REQUIRED ACTION - The response must reproduce exactly every line of the material below holding the word "icon".

INFORMATION PROVIDED -
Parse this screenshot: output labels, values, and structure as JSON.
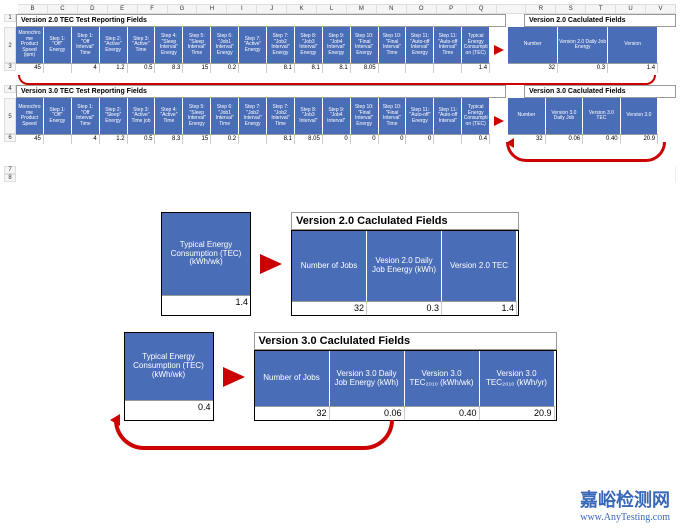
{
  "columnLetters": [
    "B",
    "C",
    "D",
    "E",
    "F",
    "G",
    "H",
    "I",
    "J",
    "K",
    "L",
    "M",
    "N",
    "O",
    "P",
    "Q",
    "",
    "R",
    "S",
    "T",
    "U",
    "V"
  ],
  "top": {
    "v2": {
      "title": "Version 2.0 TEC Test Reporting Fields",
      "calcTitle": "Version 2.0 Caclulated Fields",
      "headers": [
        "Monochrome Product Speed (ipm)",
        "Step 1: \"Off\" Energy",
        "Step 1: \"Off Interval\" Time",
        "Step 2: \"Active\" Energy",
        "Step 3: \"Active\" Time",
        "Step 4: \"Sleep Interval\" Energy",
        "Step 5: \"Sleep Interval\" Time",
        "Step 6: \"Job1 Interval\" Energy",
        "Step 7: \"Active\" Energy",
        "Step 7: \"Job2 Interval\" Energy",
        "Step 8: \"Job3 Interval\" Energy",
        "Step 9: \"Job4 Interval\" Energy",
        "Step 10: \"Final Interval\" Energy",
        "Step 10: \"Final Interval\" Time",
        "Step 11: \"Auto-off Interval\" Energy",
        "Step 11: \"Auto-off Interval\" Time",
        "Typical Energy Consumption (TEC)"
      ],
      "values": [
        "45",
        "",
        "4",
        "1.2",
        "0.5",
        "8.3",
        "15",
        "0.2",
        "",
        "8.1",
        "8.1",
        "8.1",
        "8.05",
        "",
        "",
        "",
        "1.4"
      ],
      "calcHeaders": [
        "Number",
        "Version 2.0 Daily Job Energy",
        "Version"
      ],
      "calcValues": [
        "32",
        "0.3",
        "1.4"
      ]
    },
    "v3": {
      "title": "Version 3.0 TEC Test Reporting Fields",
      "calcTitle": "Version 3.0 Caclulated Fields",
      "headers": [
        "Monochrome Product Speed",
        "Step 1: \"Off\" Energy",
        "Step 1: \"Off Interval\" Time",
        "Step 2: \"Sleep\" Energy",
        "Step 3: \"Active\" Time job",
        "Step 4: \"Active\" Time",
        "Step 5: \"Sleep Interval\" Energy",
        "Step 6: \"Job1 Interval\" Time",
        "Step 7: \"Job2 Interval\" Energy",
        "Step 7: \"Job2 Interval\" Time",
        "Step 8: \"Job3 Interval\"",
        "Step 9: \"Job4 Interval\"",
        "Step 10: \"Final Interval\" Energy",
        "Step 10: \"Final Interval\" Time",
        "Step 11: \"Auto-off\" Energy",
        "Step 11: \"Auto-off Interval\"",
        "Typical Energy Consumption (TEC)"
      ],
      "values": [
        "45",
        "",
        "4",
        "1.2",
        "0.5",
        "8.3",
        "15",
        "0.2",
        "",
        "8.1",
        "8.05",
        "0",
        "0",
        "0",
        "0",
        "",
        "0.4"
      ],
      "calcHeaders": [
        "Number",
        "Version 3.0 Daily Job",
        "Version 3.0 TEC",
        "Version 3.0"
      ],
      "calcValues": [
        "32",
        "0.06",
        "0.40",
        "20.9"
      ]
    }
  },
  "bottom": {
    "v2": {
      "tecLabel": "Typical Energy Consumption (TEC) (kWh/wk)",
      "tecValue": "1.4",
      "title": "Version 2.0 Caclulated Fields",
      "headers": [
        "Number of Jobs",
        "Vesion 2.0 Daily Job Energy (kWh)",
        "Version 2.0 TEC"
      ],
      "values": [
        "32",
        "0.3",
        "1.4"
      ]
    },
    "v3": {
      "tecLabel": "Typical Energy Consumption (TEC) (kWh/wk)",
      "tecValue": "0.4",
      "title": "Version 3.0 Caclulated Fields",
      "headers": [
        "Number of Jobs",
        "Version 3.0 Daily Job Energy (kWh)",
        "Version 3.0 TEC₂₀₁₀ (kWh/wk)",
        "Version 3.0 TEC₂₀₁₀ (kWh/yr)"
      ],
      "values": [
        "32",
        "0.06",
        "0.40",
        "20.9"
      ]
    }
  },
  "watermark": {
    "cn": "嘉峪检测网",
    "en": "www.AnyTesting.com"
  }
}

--

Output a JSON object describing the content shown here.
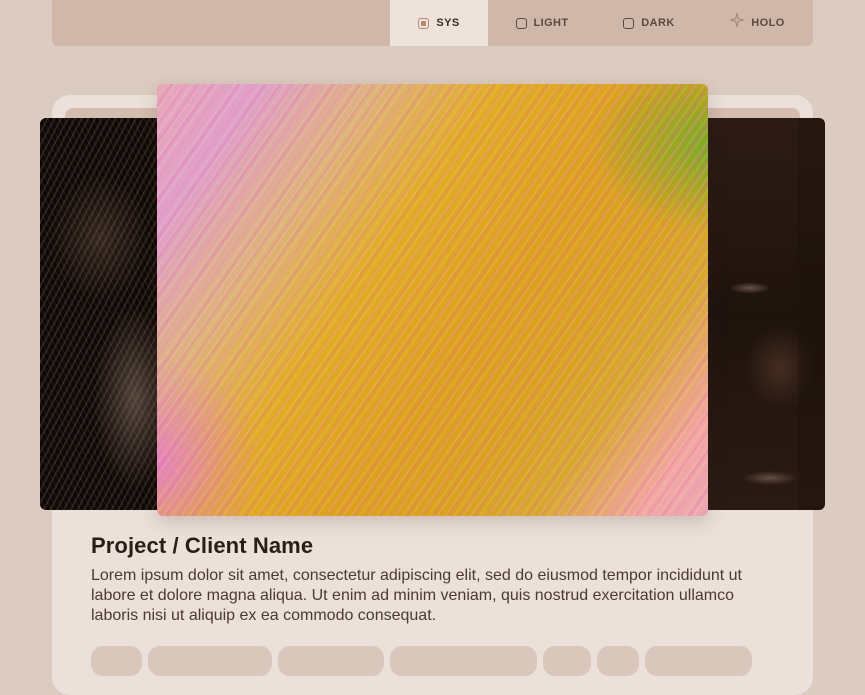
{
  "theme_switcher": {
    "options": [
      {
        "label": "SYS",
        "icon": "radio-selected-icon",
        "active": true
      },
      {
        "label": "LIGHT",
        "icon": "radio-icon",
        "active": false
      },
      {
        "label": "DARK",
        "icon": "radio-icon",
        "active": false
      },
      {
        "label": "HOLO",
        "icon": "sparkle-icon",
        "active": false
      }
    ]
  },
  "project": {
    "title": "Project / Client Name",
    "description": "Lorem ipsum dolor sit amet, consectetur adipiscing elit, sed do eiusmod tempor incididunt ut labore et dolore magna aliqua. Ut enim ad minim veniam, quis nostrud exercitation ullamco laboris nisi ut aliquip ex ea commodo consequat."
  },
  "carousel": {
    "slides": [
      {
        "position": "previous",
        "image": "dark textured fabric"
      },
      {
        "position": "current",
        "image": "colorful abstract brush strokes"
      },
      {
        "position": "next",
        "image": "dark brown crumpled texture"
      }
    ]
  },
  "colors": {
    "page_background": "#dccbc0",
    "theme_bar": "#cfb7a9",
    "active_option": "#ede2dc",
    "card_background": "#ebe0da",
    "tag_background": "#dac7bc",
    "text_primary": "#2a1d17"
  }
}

EXPECTED OUTPUT -
        "icon": "radio-selected-icon",
        "icon": "radio-icon",
        "icon": "radio-icon",
        "icon": "sparkle-icon",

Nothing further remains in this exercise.